Church Life, Family, Whimsy


A corner of my city.

My older children would be horrified to hear that the 13-year-old and I are both playing SimCity BuildIt on our iPads. Back in the day when Super NES became part of our household, I took on the seemingly innocent city planning game to show that I was a good sport, and to learn how to use the controller so I could also play MarioKart with my little guys. I loved creating neighborhoods, as long as I could avoid the disasters that were part of the game, fire and earthquake and Bowser rampaging through your city like Godzilla. All was fine until I stayed up most of one night; the next morning, my oldest, then 9, said, “Mom, I don’t think this game is good for you.”

In this generation of the game, which is much more sophisticated and complex, you have the choice of which areas of city life to develop, and unless you pay for extra SimCash and coins, those choices have to be made based on the budget you can raise yourself by creating and trading resources. I’ve been focused on ground transportation and education, versus entertainment and gambling.

Some of the in-game challenges involve choosing disasters and wars that will allow you to earn more. I’ve read that you can always rebuild. In fact, that’s the point. You achieve more by allowing the disasters and rebuilding after them, or fighting the wars and reconstructing your city. But I cannot bring myself to do it. The real world is hard enough.

We do something similar in the life of the church when we dream about what we might build, but we also consider the limits for what is possible. What can a particular congregation do well? What is needed in the community? Where can we put our limited resources to make the world we are building a little better, on behalf of Jesus Christ?

Playing the game my way, I don’t think I will ever save up enough to build the airport or the Parisian quarter my residents keep asking for in pop-up bubbles. But I am planning to stick with it at least until Level 40, when the game unlocks Worship. And I promise not to stay up all night to do it.

This post was written for the RevGalBlogPals Weekly e-Reader.


While the Pasta Cooks

In the minutes before dinner,

 boiling water bubbling,

pasta quickly growing soft,

daughter plays the piano,

dog lounges post-walk,

and I strategize:

When do I need to go back to church?

How many things can I do before bedtime?

What do I need to pack for my trip?

What do the pets need?

Do I have house keys? 

And why did I cook a whole box?


Last Wishes

On Facebook, your page shows a random, always-changing sample of your friends. Tonight a college friend's name came up. No picture. He's not active on Facebook, and I've been to his page once, to say hello when he friended me last summer. 

When I looked just now, I found the following in the little box where you can write something about yourself. I think it's a compliment. I think.
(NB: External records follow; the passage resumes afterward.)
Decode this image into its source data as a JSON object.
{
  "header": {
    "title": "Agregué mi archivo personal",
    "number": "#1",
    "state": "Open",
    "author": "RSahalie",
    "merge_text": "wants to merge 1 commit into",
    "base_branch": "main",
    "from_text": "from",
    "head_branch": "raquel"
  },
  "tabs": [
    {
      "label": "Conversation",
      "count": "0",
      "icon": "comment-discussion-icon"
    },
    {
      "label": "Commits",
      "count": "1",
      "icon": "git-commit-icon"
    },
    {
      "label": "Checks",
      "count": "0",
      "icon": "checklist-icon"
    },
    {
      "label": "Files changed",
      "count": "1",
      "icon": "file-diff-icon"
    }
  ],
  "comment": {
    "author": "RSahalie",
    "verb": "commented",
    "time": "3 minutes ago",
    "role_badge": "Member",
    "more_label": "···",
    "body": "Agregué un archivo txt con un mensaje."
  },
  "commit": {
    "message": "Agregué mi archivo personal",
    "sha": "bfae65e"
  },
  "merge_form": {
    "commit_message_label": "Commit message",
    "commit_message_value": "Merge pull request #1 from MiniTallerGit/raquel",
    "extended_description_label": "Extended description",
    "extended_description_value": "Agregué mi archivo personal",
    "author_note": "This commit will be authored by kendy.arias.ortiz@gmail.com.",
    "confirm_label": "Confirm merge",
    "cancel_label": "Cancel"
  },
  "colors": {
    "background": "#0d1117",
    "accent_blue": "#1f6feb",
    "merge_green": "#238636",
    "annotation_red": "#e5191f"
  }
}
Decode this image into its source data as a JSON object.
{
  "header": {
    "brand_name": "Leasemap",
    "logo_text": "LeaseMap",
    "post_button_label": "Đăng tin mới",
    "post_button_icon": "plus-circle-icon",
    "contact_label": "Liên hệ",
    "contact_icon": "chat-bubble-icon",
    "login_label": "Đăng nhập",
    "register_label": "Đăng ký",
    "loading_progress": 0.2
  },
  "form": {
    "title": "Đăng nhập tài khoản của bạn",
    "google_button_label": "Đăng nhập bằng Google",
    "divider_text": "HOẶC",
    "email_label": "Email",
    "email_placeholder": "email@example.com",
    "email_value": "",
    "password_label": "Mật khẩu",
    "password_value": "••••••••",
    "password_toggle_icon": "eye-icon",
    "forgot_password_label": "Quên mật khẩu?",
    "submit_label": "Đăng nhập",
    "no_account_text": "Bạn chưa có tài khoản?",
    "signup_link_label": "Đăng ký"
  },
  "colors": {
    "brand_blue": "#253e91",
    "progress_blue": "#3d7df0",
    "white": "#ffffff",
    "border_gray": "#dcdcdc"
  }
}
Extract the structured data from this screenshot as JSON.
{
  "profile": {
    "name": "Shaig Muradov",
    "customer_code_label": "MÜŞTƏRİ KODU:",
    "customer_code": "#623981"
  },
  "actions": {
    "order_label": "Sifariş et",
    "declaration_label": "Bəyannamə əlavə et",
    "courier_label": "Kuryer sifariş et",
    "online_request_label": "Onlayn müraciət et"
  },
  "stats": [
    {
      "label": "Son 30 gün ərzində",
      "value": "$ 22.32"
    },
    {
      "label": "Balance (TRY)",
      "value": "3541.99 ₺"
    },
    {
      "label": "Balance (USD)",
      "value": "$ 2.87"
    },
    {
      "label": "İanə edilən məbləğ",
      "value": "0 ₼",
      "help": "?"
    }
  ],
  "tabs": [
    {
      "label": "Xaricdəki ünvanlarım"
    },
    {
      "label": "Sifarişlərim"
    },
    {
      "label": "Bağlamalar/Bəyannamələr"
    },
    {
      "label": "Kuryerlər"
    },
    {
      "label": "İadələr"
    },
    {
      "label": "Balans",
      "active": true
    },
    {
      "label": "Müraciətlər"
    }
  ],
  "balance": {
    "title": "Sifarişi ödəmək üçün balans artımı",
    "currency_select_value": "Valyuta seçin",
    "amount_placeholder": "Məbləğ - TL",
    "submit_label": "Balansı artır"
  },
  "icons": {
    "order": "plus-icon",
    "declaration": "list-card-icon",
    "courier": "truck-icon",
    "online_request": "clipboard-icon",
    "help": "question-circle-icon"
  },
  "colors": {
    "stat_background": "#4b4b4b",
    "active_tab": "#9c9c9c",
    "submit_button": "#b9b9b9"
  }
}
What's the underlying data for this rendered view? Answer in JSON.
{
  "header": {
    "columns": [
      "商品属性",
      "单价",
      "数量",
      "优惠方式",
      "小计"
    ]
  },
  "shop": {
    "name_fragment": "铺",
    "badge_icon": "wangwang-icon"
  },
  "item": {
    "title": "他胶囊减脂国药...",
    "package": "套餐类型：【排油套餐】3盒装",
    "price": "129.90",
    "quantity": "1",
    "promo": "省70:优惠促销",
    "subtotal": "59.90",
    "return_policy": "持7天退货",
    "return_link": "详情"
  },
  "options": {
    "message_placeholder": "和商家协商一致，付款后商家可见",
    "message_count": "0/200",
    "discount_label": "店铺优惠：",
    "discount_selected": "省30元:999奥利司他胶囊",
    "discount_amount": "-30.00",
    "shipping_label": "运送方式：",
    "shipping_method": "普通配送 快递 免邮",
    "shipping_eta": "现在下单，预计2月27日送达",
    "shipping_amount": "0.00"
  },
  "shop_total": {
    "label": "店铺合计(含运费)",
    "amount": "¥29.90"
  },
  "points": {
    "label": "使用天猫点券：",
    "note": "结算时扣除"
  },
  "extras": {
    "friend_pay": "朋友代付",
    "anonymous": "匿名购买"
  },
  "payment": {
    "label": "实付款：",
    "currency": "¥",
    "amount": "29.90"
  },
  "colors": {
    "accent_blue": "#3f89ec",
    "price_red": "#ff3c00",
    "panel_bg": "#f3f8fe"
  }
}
"i just mowed the yard. i think i'm having a coronary. my face is purple. i would like to be buried in kamouraska, canada, with martha [spong] speaking over my remains."